It’s important to consider screen resolution and browser size when designing for the web. Since not everyone has a nice big 27-inch iMac on which to cruise the internet, screen resolutions will vary. Luckily, there are a number of industry standards and resources that can help us find the right size for our intended target audience.
Screen size is always a tricky issue and plagues most web designers – especially due to the limited vertical height of a monitor. However, any web designer worth their salt will make sure that vital content, calls to action and primary navigation remain “above the fold”. This is the area of a website that’s viewable without requiring the user to scroll down. This is important because it’s counterproductive to force users to hunt around for the means to navigate to or view important content on your site. Designing for “above the fold” follows standards of good web and user interface design.
While I remember a time when I was designing websites for 640 x 480 pixels, nowadays most screen resolutions can be assumed to be set at a minimum of 1024 x 768 pixels. In fact, designing for a screen resolution of 1280 x 800 pixels is considered appropriate for folks in the creative fields. Many sites are even designed so that the composition stretches with the browser’s expanding or constricting size – creating what’s called a “liquid layout”. Also consider that having a website up that’s still designed for a smaller screen size (like 800 x 600 pixels ) will make it seem outdated.
When designing for the web, you really want to utilize the space you’ve got. Including, designing navigation so that it’s readily available, but unobtrusive to one’s view of the content. Even if you’re not the one designing and/or building your own portfolio website, it’s a good idea to be aware of good web design practice. Ultimately the site has your name on it and will reflect your standards.
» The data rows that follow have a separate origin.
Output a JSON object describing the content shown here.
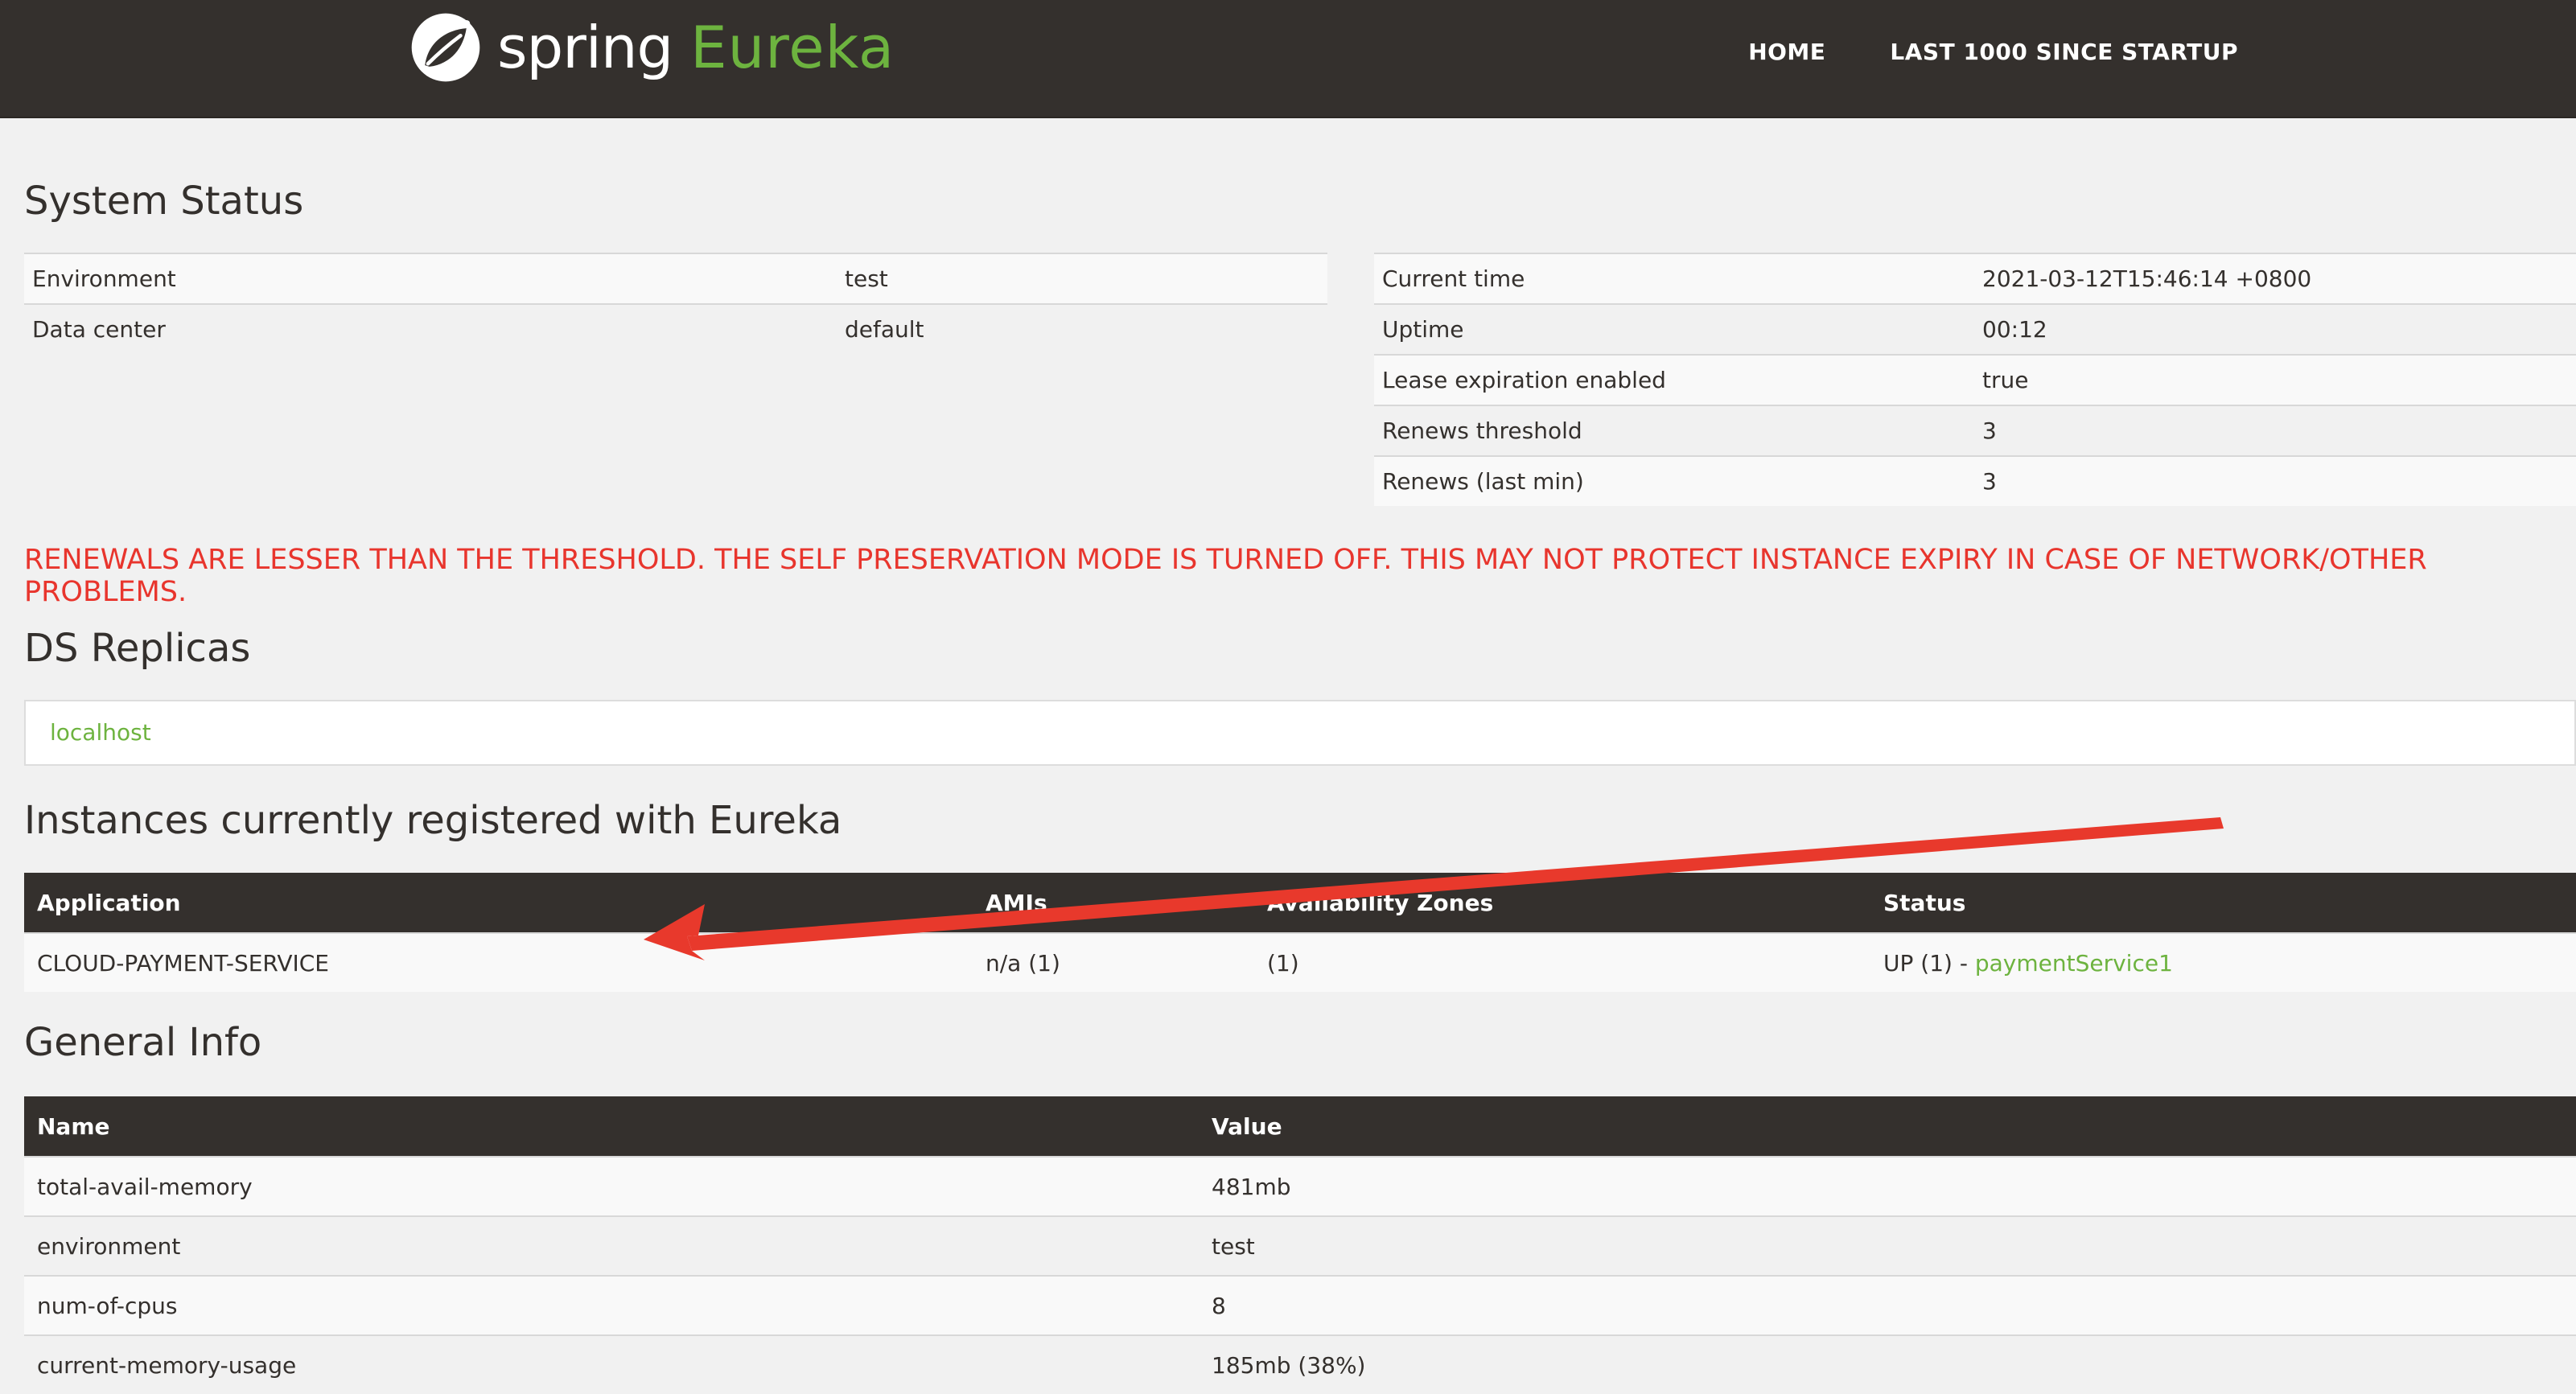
{
  "brand": {
    "word1": "spring",
    "word2": "Eureka"
  },
  "nav": {
    "home": "HOME",
    "last1000": "LAST 1000 SINCE STARTUP"
  },
  "system_status": {
    "title": "System Status",
    "left": [
      {
        "key": "Environment",
        "value": "test"
      },
      {
        "key": "Data center",
        "value": "default"
      }
    ],
    "right": [
      {
        "key": "Current time",
        "value": "2021-03-12T15:46:14 +0800"
      },
      {
        "key": "Uptime",
        "value": "00:12"
      },
      {
        "key": "Lease expiration enabled",
        "value": "true"
      },
      {
        "key": "Renews threshold",
        "value": "3"
      },
      {
        "key": "Renews (last min)",
        "value": "3"
      }
    ]
  },
  "warning": "RENEWALS ARE LESSER THAN THE THRESHOLD. THE SELF PRESERVATION MODE IS TURNED OFF. THIS MAY NOT PROTECT INSTANCE EXPIRY IN CASE OF NETWORK/OTHER PROBLEMS.",
  "replicas": {
    "title": "DS Replicas",
    "link": "localhost"
  },
  "instances": {
    "title": "Instances currently registered with Eureka",
    "headers": [
      "Application",
      "AMIs",
      "Availability Zones",
      "Status"
    ],
    "rows": [
      {
        "application": "CLOUD-PAYMENT-SERVICE",
        "amis": "n/a (1)",
        "zones": "(1)",
        "status_prefix": "UP (1) - ",
        "status_link": "paymentService1"
      }
    ]
  },
  "general_info": {
    "title": "General Info",
    "headers": [
      "Name",
      "Value"
    ],
    "rows": [
      {
        "name": "total-avail-memory",
        "value": "481mb"
      },
      {
        "name": "environment",
        "value": "test"
      },
      {
        "name": "num-of-cpus",
        "value": "8"
      },
      {
        "name": "current-memory-usage",
        "value": "185mb (38%)"
      }
    ]
  },
  "colors": {
    "brand_green": "#6db33f",
    "navbar": "#34302d",
    "warning": "#e8352d",
    "arrow": "#e8392c"
  }
}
Not to mention that it’ll take away from the purpose of having a portfolio or promo site if the site itself detracts from the experience of enjoying your work.
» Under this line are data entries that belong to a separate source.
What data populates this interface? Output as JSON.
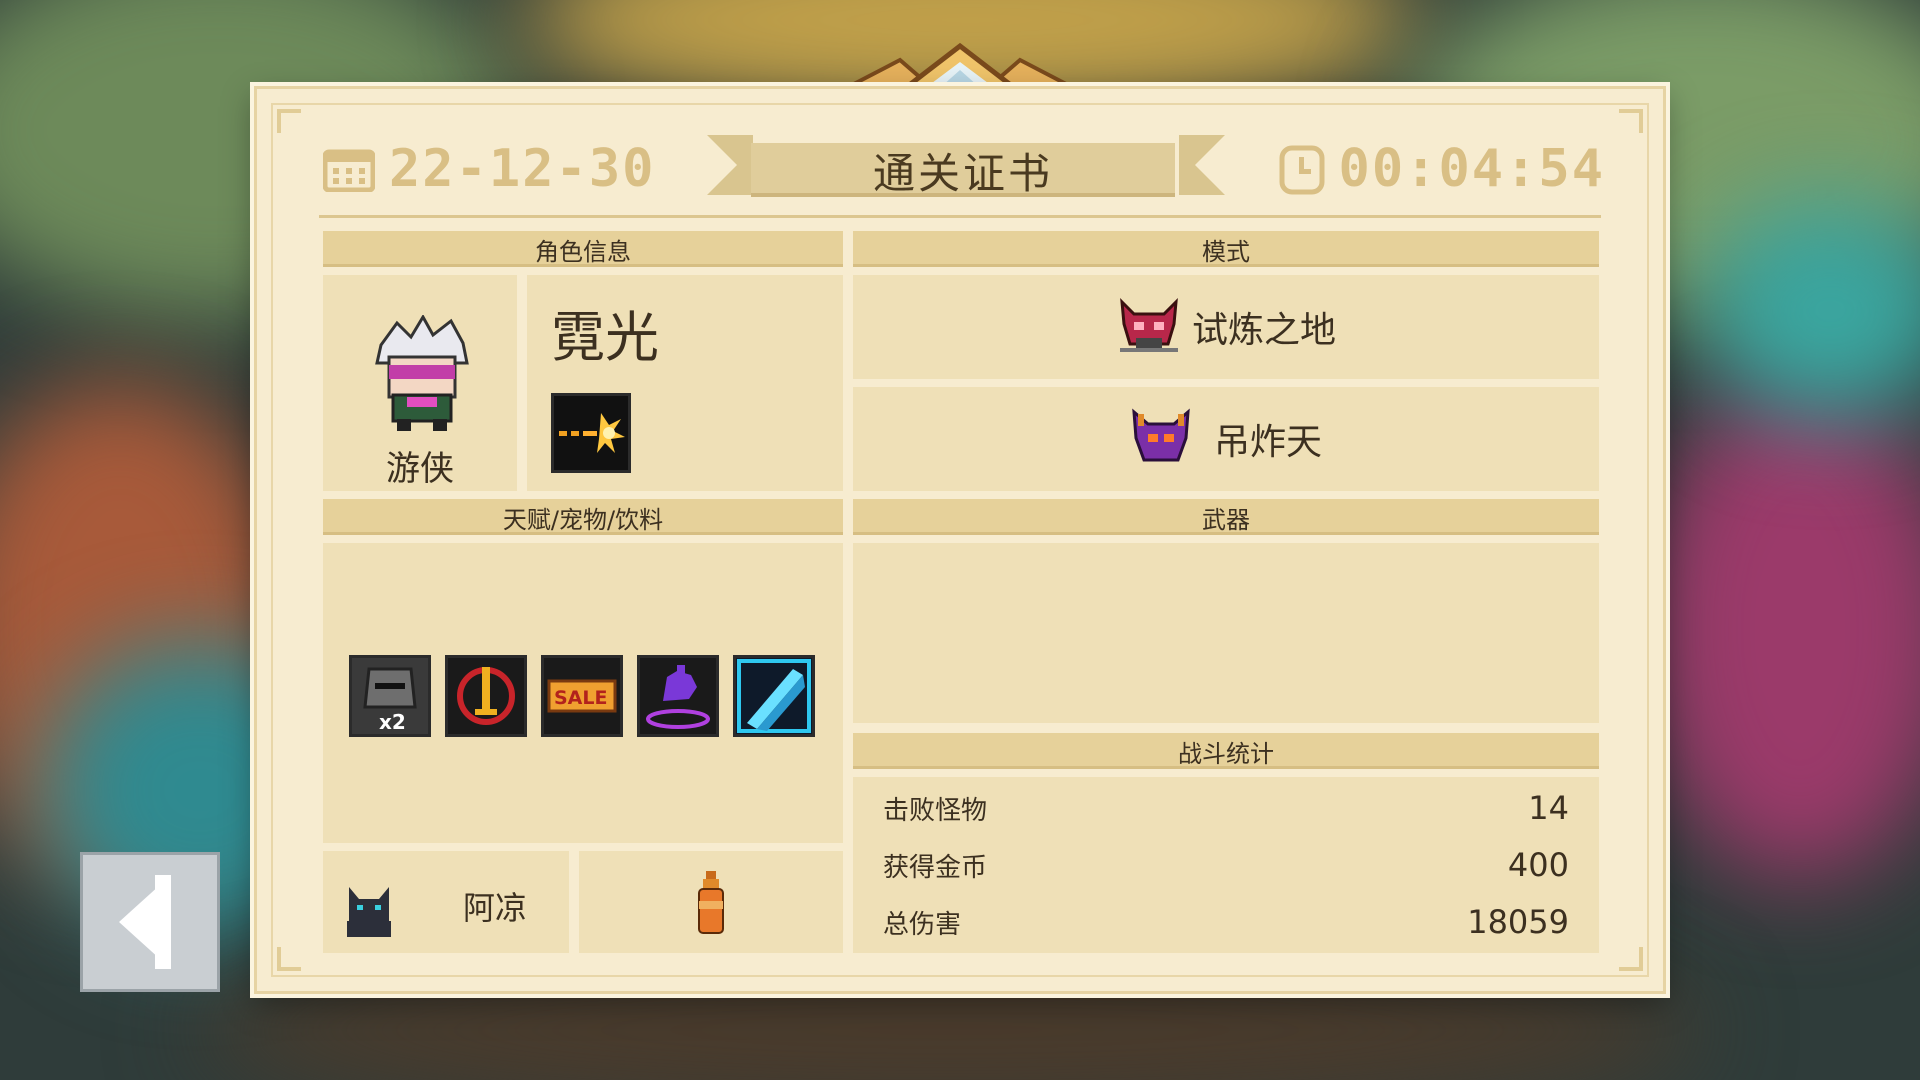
{
  "header": {
    "date": "22-12-30",
    "timer": "00:04:54",
    "title": "通关证书"
  },
  "character": {
    "header": "角色信息",
    "name": "霓光",
    "class": "游侠"
  },
  "mode": {
    "header": "模式",
    "items": [
      {
        "label": "试炼之地",
        "icon": "demon-mask-icon"
      },
      {
        "label": "吊炸天",
        "icon": "purple-demon-icon"
      }
    ]
  },
  "talents": {
    "header": "天赋/宠物/饮料",
    "icons": [
      "knight-x2-icon",
      "sword-shield-icon",
      "sale-icon",
      "purple-hand-icon",
      "cyan-slash-icon"
    ],
    "pet_name": "阿凉",
    "pet_icon": "black-cat-icon",
    "drink_icon": "orange-bottle-icon"
  },
  "weapons": {
    "header": "武器"
  },
  "stats": {
    "header": "战斗统计",
    "rows": [
      {
        "label": "击败怪物",
        "value": "14"
      },
      {
        "label": "获得金币",
        "value": "400"
      },
      {
        "label": "总伤害",
        "value": "18059"
      }
    ]
  },
  "nav": {
    "back_icon": "back-arrow-icon"
  }
}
Use this Equation:
The following equation is used to find the optimum viewable area of a website design (keeping in mind the space the browser and desktop menus take up). Screen Resolution [minus] The Browser/Desktop Menu [equals] Above the Fold.
These are great resources that will help ensure your site is designed for optimum screen resolution and usability.
Google Browser Size App: Google Labs Browser Size app
Washington Post article about “above the fold”: Washington Post Article about “Content Above the Fold”
Browser Display Stats: Browser Display Statistics
Browser Size Utility: Browser Size Utility from BrowserSize.com
The following website, submitted to No Plastic Sleeves by photographer José Mandojana of Seattle, WA is a good example of a portfolio site that was designed to take advantage of optimum screen space. It’s designed for an optimum screen resolution of 1280 x 800 pixels. So, subtracting for desktop menus and browser attributes, the physical design fits comfortably at about 1160 x 760 pixels. The site is also “liquid” and scales up or down depending on browser size. One of the nice features of the site is the ability to hide the bottom menu – creating an even cleaner presentation of the photographic images. The images themselves are the focal point of the composition and fill the majority of the compositional space – utilizing the space that’s available “above the fold”.
Redesigned by Greg Lutze at http://scienceoffiction.com, with backend programming by Michael Madrid at http://work.entrauge.com/.